Segment Start: RECORDS

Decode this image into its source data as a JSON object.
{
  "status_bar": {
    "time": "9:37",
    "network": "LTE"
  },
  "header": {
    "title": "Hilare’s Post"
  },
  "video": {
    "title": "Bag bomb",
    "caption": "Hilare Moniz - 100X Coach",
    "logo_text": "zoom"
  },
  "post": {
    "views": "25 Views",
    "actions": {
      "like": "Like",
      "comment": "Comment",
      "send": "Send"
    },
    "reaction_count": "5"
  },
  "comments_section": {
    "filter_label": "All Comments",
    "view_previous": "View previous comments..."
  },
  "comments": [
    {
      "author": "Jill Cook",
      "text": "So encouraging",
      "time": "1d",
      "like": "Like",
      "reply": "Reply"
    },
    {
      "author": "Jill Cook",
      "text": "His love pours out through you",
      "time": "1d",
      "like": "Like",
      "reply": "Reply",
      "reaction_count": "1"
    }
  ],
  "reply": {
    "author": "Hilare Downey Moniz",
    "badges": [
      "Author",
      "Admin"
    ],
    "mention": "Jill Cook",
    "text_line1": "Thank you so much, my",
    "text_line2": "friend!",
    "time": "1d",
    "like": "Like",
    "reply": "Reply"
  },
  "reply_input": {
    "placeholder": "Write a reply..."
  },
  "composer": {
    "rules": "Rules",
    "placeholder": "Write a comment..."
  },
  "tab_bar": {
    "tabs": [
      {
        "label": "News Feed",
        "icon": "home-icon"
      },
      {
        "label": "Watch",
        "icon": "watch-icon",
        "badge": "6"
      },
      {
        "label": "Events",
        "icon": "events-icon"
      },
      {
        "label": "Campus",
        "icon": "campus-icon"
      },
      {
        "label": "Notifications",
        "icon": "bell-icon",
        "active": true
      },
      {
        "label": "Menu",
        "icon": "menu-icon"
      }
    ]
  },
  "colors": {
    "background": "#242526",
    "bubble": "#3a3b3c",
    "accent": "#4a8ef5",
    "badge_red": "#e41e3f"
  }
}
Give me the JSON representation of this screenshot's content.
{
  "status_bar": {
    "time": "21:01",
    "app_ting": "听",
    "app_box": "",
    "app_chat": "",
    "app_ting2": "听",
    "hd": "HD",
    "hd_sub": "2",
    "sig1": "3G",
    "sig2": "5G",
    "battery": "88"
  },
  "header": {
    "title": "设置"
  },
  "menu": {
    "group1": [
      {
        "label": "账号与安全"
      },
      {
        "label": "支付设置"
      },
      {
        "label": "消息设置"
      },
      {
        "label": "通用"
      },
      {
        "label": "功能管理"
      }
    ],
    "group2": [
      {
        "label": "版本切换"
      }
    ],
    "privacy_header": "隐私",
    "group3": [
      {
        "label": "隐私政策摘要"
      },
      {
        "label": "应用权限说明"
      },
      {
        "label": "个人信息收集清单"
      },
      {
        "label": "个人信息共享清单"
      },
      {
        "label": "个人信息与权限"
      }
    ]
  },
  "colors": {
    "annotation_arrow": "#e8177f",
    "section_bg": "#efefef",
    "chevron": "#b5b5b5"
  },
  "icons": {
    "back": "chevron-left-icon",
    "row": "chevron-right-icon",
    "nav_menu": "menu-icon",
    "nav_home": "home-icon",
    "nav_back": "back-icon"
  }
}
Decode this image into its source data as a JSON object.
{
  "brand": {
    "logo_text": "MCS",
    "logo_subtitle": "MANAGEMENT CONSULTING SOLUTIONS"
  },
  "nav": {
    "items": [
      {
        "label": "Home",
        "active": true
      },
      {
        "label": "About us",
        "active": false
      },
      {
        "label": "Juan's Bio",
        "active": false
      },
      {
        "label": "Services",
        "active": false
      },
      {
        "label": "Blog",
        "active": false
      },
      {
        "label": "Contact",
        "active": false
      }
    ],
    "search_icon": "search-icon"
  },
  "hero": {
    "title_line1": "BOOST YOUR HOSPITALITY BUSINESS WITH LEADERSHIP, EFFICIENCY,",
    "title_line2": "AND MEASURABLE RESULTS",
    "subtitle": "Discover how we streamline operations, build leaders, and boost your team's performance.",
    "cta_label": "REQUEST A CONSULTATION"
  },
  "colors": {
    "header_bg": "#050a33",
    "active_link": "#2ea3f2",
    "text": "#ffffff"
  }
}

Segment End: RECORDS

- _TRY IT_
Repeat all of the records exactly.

- _THE ANSWER_
Decode this image into its source data as a JSON object.
{
  "status_bar": {
    "time": "9:37",
    "network": "LTE"
  },
  "header": {
    "title": "Hilare’s Post"
  },
  "video": {
    "title": "Bag bomb",
    "caption": "Hilare Moniz - 100X Coach",
    "logo_text": "zoom"
  },
  "post": {
    "views": "25 Views",
    "actions": {
      "like": "Like",
      "comment": "Comment",
      "send": "Send"
    },
    "reaction_count": "5"
  },
  "comments_section": {
    "filter_label": "All Comments",
    "view_previous": "View previous comments..."
  },
  "comments": [
    {
      "author": "Jill Cook",
      "text": "So encouraging",
      "time": "1d",
      "like": "Like",
      "reply": "Reply"
    },
    {
      "author": "Jill Cook",
      "text": "His love pours out through you",
      "time": "1d",
      "like": "Like",
      "reply": "Reply",
      "reaction_count": "1"
    }
  ],
  "reply": {
    "author": "Hilare Downey Moniz",
    "badges": [
      "Author",
      "Admin"
    ],
    "mention": "Jill Cook",
    "text_line1": "Thank you so much, my",
    "text_line2": "friend!",
    "time": "1d",
    "like": "Like",
    "reply": "Reply"
  },
  "reply_input": {
    "placeholder": "Write a reply..."
  },
  "composer": {
    "rules": "Rules",
    "placeholder": "Write a comment..."
  },
  "tab_bar": {
    "tabs": [
      {
        "label": "News Feed",
        "icon": "home-icon"
      },
      {
        "label": "Watch",
        "icon": "watch-icon",
        "badge": "6"
      },
      {
        "label": "Events",
        "icon": "events-icon"
      },
      {
        "label": "Campus",
        "icon": "campus-icon"
      },
      {
        "label": "Notifications",
        "icon": "bell-icon",
        "active": true
      },
      {
        "label": "Menu",
        "icon": "menu-icon"
      }
    ]
  },
  "colors": {
    "background": "#242526",
    "bubble": "#3a3b3c",
    "accent": "#4a8ef5",
    "badge_red": "#e41e3f"
  }
}
Give me the JSON representation of this screenshot's content.
{
  "status_bar": {
    "time": "21:01",
    "app_ting": "听",
    "app_box": "",
    "app_chat": "",
    "app_ting2": "听",
    "hd": "HD",
    "hd_sub": "2",
    "sig1": "3G",
    "sig2": "5G",
    "battery": "88"
  },
  "header": {
    "title": "设置"
  },
  "menu": {
    "group1": [
      {
        "label": "账号与安全"
      },
      {
        "label": "支付设置"
      },
      {
        "label": "消息设置"
      },
      {
        "label": "通用"
      },
      {
        "label": "功能管理"
      }
    ],
    "group2": [
      {
        "label": "版本切换"
      }
    ],
    "privacy_header": "隐私",
    "group3": [
      {
        "label": "隐私政策摘要"
      },
      {
        "label": "应用权限说明"
      },
      {
        "label": "个人信息收集清单"
      },
      {
        "label": "个人信息共享清单"
      },
      {
        "label": "个人信息与权限"
      }
    ]
  },
  "colors": {
    "annotation_arrow": "#e8177f",
    "section_bg": "#efefef",
    "chevron": "#b5b5b5"
  },
  "icons": {
    "back": "chevron-left-icon",
    "row": "chevron-right-icon",
    "nav_menu": "menu-icon",
    "nav_home": "home-icon",
    "nav_back": "back-icon"
  }
}
Decode this image into its source data as a JSON object.
{
  "brand": {
    "logo_text": "MCS",
    "logo_subtitle": "MANAGEMENT CONSULTING SOLUTIONS"
  },
  "nav": {
    "items": [
      {
        "label": "Home",
        "active": true
      },
      {
        "label": "About us",
        "active": false
      },
      {
        "label": "Juan's Bio",
        "active": false
      },
      {
        "label": "Services",
        "active": false
      },
      {
        "label": "Blog",
        "active": false
      },
      {
        "label": "Contact",
        "active": false
      }
    ],
    "search_icon": "search-icon"
  },
  "hero": {
    "title_line1": "BOOST YOUR HOSPITALITY BUSINESS WITH LEADERSHIP, EFFICIENCY,",
    "title_line2": "AND MEASURABLE RESULTS",
    "subtitle": "Discover how we streamline operations, build leaders, and boost your team's performance.",
    "cta_label": "REQUEST A CONSULTATION"
  },
  "colors": {
    "header_bg": "#050a33",
    "active_link": "#2ea3f2",
    "text": "#ffffff"
  }
}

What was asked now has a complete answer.